Items from an interface collection
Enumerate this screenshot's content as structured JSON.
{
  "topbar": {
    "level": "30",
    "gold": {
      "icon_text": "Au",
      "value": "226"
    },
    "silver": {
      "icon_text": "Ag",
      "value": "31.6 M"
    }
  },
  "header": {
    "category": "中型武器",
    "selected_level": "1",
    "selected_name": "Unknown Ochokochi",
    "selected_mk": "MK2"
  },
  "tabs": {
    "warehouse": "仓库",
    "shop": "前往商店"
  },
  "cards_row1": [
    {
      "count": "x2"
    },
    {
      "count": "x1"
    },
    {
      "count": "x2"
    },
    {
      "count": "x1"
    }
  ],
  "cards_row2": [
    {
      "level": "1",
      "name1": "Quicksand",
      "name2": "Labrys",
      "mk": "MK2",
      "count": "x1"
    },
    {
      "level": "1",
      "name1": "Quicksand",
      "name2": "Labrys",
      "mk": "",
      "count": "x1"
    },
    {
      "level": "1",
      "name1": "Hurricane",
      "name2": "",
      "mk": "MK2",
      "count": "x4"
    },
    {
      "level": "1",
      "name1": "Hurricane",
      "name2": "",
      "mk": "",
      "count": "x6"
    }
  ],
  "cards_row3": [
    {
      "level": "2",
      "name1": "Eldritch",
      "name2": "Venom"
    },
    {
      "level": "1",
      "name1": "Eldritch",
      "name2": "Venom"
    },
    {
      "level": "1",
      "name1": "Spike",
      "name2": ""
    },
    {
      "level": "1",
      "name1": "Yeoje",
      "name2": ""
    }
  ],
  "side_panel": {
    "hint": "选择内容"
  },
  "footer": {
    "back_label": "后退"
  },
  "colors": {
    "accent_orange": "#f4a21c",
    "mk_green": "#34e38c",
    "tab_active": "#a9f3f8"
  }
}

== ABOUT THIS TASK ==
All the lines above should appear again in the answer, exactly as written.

== THE ANSWER ==
Enumerate this screenshot's content as structured JSON.
{
  "topbar": {
    "level": "30",
    "gold": {
      "icon_text": "Au",
      "value": "226"
    },
    "silver": {
      "icon_text": "Ag",
      "value": "31.6 M"
    }
  },
  "header": {
    "category": "中型武器",
    "selected_level": "1",
    "selected_name": "Unknown Ochokochi",
    "selected_mk": "MK2"
  },
  "tabs": {
    "warehouse": "仓库",
    "shop": "前往商店"
  },
  "cards_row1": [
    {
      "count": "x2"
    },
    {
      "count": "x1"
    },
    {
      "count": "x2"
    },
    {
      "count": "x1"
    }
  ],
  "cards_row2": [
    {
      "level": "1",
      "name1": "Quicksand",
      "name2": "Labrys",
      "mk": "MK2",
      "count": "x1"
    },
    {
      "level": "1",
      "name1": "Quicksand",
      "name2": "Labrys",
      "mk": "",
      "count": "x1"
    },
    {
      "level": "1",
      "name1": "Hurricane",
      "name2": "",
      "mk": "MK2",
      "count": "x4"
    },
    {
      "level": "1",
      "name1": "Hurricane",
      "name2": "",
      "mk": "",
      "count": "x6"
    }
  ],
  "cards_row3": [
    {
      "level": "2",
      "name1": "Eldritch",
      "name2": "Venom"
    },
    {
      "level": "1",
      "name1": "Eldritch",
      "name2": "Venom"
    },
    {
      "level": "1",
      "name1": "Spike",
      "name2": ""
    },
    {
      "level": "1",
      "name1": "Yeoje",
      "name2": ""
    }
  ],
  "side_panel": {
    "hint": "选择内容"
  },
  "footer": {
    "back_label": "后退"
  },
  "colors": {
    "accent_orange": "#f4a21c",
    "mk_green": "#34e38c",
    "tab_active": "#a9f3f8"
  }
}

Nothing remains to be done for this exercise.